WHAT TO PRODUCE
Copy each entry below exactly. No images.

[Element data from apps and pages]
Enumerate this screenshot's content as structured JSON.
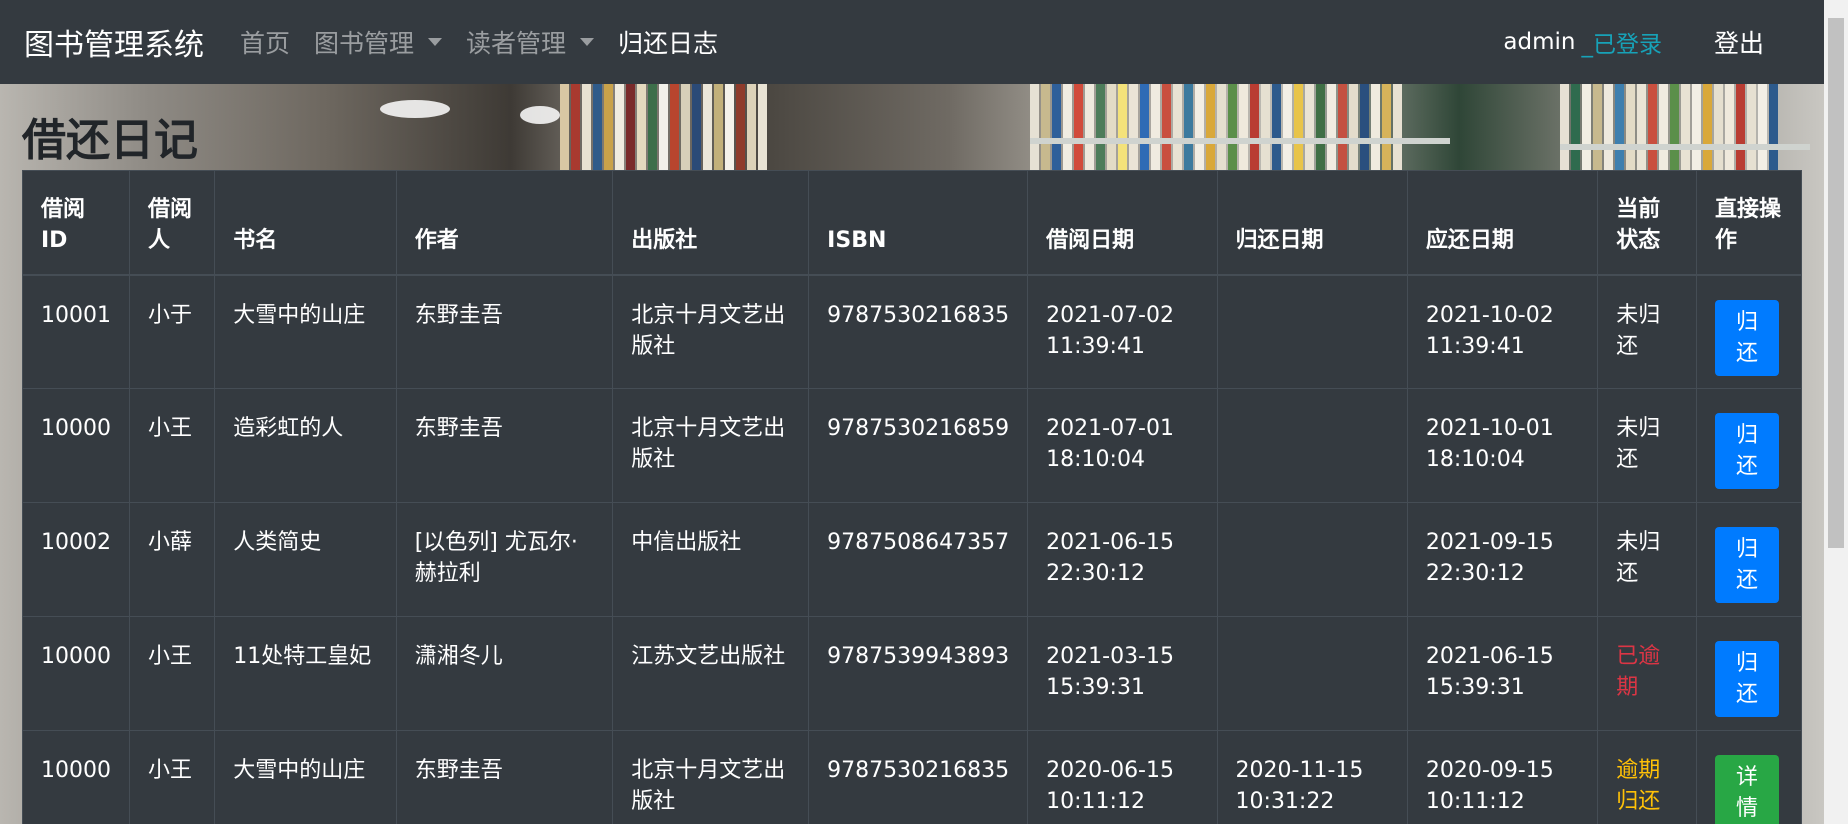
{
  "navbar": {
    "brand": "图书管理系统",
    "items": [
      {
        "label": "首页",
        "dropdown": false,
        "active": false
      },
      {
        "label": "图书管理",
        "dropdown": true,
        "active": false
      },
      {
        "label": "读者管理",
        "dropdown": true,
        "active": false
      },
      {
        "label": "归还日志",
        "dropdown": false,
        "active": true
      }
    ],
    "user": "admin",
    "status": "_已登录",
    "logout": "登出"
  },
  "page_title": "借还日记",
  "table": {
    "headers": [
      "借阅ID",
      "借阅人",
      "书名",
      "作者",
      "出版社",
      "ISBN",
      "借阅日期",
      "归还日期",
      "应还日期",
      "当前状态",
      "直接操作"
    ],
    "rows": [
      {
        "id": "10001",
        "reader": "小于",
        "title": "大雪中的山庄",
        "author": "东野圭吾",
        "publisher": "北京十月文艺出版社",
        "isbn": "9787530216835",
        "borrow_date": "2021-07-02 11:39:41",
        "return_date": "",
        "due_date": "2021-10-02 11:39:41",
        "status": "未归还",
        "status_color": "#ffffff",
        "action": "归还",
        "action_color": "#007bff"
      },
      {
        "id": "10000",
        "reader": "小王",
        "title": "造彩虹的人",
        "author": "东野圭吾",
        "publisher": "北京十月文艺出版社",
        "isbn": "9787530216859",
        "borrow_date": "2021-07-01 18:10:04",
        "return_date": "",
        "due_date": "2021-10-01 18:10:04",
        "status": "未归还",
        "status_color": "#ffffff",
        "action": "归还",
        "action_color": "#007bff"
      },
      {
        "id": "10002",
        "reader": "小薛",
        "title": "人类简史",
        "author": "[以色列] 尤瓦尔·赫拉利",
        "publisher": "中信出版社",
        "isbn": "9787508647357",
        "borrow_date": "2021-06-15 22:30:12",
        "return_date": "",
        "due_date": "2021-09-15 22:30:12",
        "status": "未归还",
        "status_color": "#ffffff",
        "action": "归还",
        "action_color": "#007bff"
      },
      {
        "id": "10000",
        "reader": "小王",
        "title": "11处特工皇妃",
        "author": "潇湘冬儿",
        "publisher": "江苏文艺出版社",
        "isbn": "9787539943893",
        "borrow_date": "2021-03-15 15:39:31",
        "return_date": "",
        "due_date": "2021-06-15 15:39:31",
        "status": "已逾期",
        "status_color": "#dc3545",
        "action": "归还",
        "action_color": "#007bff"
      },
      {
        "id": "10000",
        "reader": "小王",
        "title": "大雪中的山庄",
        "author": "东野圭吾",
        "publisher": "北京十月文艺出版社",
        "isbn": "9787530216835",
        "borrow_date": "2020-06-15 10:11:12",
        "return_date": "2020-11-15 10:31:22",
        "due_date": "2020-09-15 10:11:12",
        "status": "逾期归还",
        "status_color": "#ffc107",
        "action": "详情",
        "action_color": "#28a745"
      }
    ]
  }
}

WRITTEN SOLUTION
Enumerate this screenshot's content as structured JSON.
{
  "navbar": {
    "brand": "图书管理系统",
    "items": [
      {
        "label": "首页",
        "dropdown": false,
        "active": false
      },
      {
        "label": "图书管理",
        "dropdown": true,
        "active": false
      },
      {
        "label": "读者管理",
        "dropdown": true,
        "active": false
      },
      {
        "label": "归还日志",
        "dropdown": false,
        "active": true
      }
    ],
    "user": "admin",
    "status": "_已登录",
    "logout": "登出"
  },
  "page_title": "借还日记",
  "table": {
    "headers": [
      "借阅ID",
      "借阅人",
      "书名",
      "作者",
      "出版社",
      "ISBN",
      "借阅日期",
      "归还日期",
      "应还日期",
      "当前状态",
      "直接操作"
    ],
    "rows": [
      {
        "id": "10001",
        "reader": "小于",
        "title": "大雪中的山庄",
        "author": "东野圭吾",
        "publisher": "北京十月文艺出版社",
        "isbn": "9787530216835",
        "borrow_date": "2021-07-02 11:39:41",
        "return_date": "",
        "due_date": "2021-10-02 11:39:41",
        "status": "未归还",
        "status_color": "#ffffff",
        "action": "归还",
        "action_color": "#007bff"
      },
      {
        "id": "10000",
        "reader": "小王",
        "title": "造彩虹的人",
        "author": "东野圭吾",
        "publisher": "北京十月文艺出版社",
        "isbn": "9787530216859",
        "borrow_date": "2021-07-01 18:10:04",
        "return_date": "",
        "due_date": "2021-10-01 18:10:04",
        "status": "未归还",
        "status_color": "#ffffff",
        "action": "归还",
        "action_color": "#007bff"
      },
      {
        "id": "10002",
        "reader": "小薛",
        "title": "人类简史",
        "author": "[以色列] 尤瓦尔·赫拉利",
        "publisher": "中信出版社",
        "isbn": "9787508647357",
        "borrow_date": "2021-06-15 22:30:12",
        "return_date": "",
        "due_date": "2021-09-15 22:30:12",
        "status": "未归还",
        "status_color": "#ffffff",
        "action": "归还",
        "action_color": "#007bff"
      },
      {
        "id": "10000",
        "reader": "小王",
        "title": "11处特工皇妃",
        "author": "潇湘冬儿",
        "publisher": "江苏文艺出版社",
        "isbn": "9787539943893",
        "borrow_date": "2021-03-15 15:39:31",
        "return_date": "",
        "due_date": "2021-06-15 15:39:31",
        "status": "已逾期",
        "status_color": "#dc3545",
        "action": "归还",
        "action_color": "#007bff"
      },
      {
        "id": "10000",
        "reader": "小王",
        "title": "大雪中的山庄",
        "author": "东野圭吾",
        "publisher": "北京十月文艺出版社",
        "isbn": "9787530216835",
        "borrow_date": "2020-06-15 10:11:12",
        "return_date": "2020-11-15 10:31:22",
        "due_date": "2020-09-15 10:11:12",
        "status": "逾期归还",
        "status_color": "#ffc107",
        "action": "详情",
        "action_color": "#28a745"
      }
    ]
  }
}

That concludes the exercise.